Working together is our model for growth, as well. We don’t create executive initiatives and then implement them into our communities. Instead, we listen to our neighbors and respond to their genuine needs. For us, this occurs in a coordinated structure in which we strive to reach all of our decisions by consensus. We believe this structure to be the heart and soul of the counseling dynamic, and we incorporate these principles of collaboration and inclusion into our day to day operations.
Our work together and our work within the community are characterized by the same values that guide our work with clients: authenticity, differentiation, inclusion, and wholeness.
In our conversations, commitments, and individual work, we consistently are authentic. We chart our work with a focus on candor, kindness, and a full appreciation for the truths we share and cultivate.
We are firmly committed to nurturing well-differentiated relationships through a culture of mutual respect, self-care, and honesty, because we believe that communities flourish when individuals are empowered to manage their own sense of self.
In our work and advancement, we are firmly committed to inclusion by actively engaging and listening to diverse communities, and by honoring diversity in all its forms in our governance, recruitment, programming, and outreach.
We consistently support wholeness by understanding that each person’s well-being is a part of their unique journey and includes relational, emotional, intellectual, physical, and spiritual struggles.
Focus On Access

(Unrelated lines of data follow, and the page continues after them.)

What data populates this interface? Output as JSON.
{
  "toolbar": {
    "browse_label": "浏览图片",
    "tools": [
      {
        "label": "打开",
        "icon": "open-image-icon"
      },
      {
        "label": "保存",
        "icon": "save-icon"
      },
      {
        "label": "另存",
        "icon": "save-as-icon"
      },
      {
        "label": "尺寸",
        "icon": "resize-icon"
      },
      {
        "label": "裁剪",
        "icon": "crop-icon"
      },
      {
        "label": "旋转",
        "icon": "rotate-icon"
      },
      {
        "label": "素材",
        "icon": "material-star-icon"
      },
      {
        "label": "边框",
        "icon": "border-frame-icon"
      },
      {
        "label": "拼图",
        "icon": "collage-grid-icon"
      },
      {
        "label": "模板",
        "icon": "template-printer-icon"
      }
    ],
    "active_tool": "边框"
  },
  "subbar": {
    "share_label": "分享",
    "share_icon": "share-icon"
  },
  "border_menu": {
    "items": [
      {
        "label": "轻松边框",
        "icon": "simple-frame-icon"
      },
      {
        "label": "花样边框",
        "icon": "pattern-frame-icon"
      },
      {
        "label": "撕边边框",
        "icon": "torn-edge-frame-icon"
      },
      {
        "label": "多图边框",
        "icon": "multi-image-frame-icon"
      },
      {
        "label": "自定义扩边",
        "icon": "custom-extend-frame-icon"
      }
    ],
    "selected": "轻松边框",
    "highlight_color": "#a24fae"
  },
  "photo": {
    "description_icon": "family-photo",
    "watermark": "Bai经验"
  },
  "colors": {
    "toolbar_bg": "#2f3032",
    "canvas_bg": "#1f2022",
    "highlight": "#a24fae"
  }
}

our community about the importance and benefits of good mental health by engaging in multiple forms of outreach—from community suppers to free workshops. (For a listing of outreach programs and events that might be coming up in your area, see our events page.)
our fees for service based on ability to pay. We offer a sliding scale fee for many of our services and accept many insurances. We provide an option to receive services from our counseling interns at significantly reduced rates. We maintain a fund to cover counseling costs for low-income clients and those facing unexpected financial hardships.
We Aim to Make
Our Board Members
The Fountain Hill Center is guided and overseen by two different advisory bodies: a Board of Trustees, composed of up to 11 board members, and a Lakeshore Advisory Committee, composed of a potentially unlimited number of members.
The Board of Trustees has always played a vital role in maintaining the health of the Center and planning for the future. The Lakeshore Advisory Committee was formed in 2010 in order to advise on matters related to the Lakeshore Office and to maintain strong links with businesses, community organizations, healthcare providers, and other stakeholders within the Lakeshore Office’s service area.
The following Board of Trustees and Lakeshore Advisory Committee members have graciously agreed to walk alongside our therapists and staff, and give of their time, wisdom, and expertise, as we work to meet the mental health and wholeness needs of our community:
Fountain Hill Center Board Members:
- Kathleen Bloom
- David Brown
- Lou Canfield
- Rob Conrad
- Anne Jackson
- Adela Melara
- Lisa Deiters
Lakeshore Advisory Committee:
- Holly Buck
- Ann Byl
- Mishelle Comstock
- Lynette Hodges
- Danielle Siegel
- Sarah Samuelson
- Mary Rose Vanas
- Kara VanderWeele
- Paula VanDuinen
- Janine Zwiebel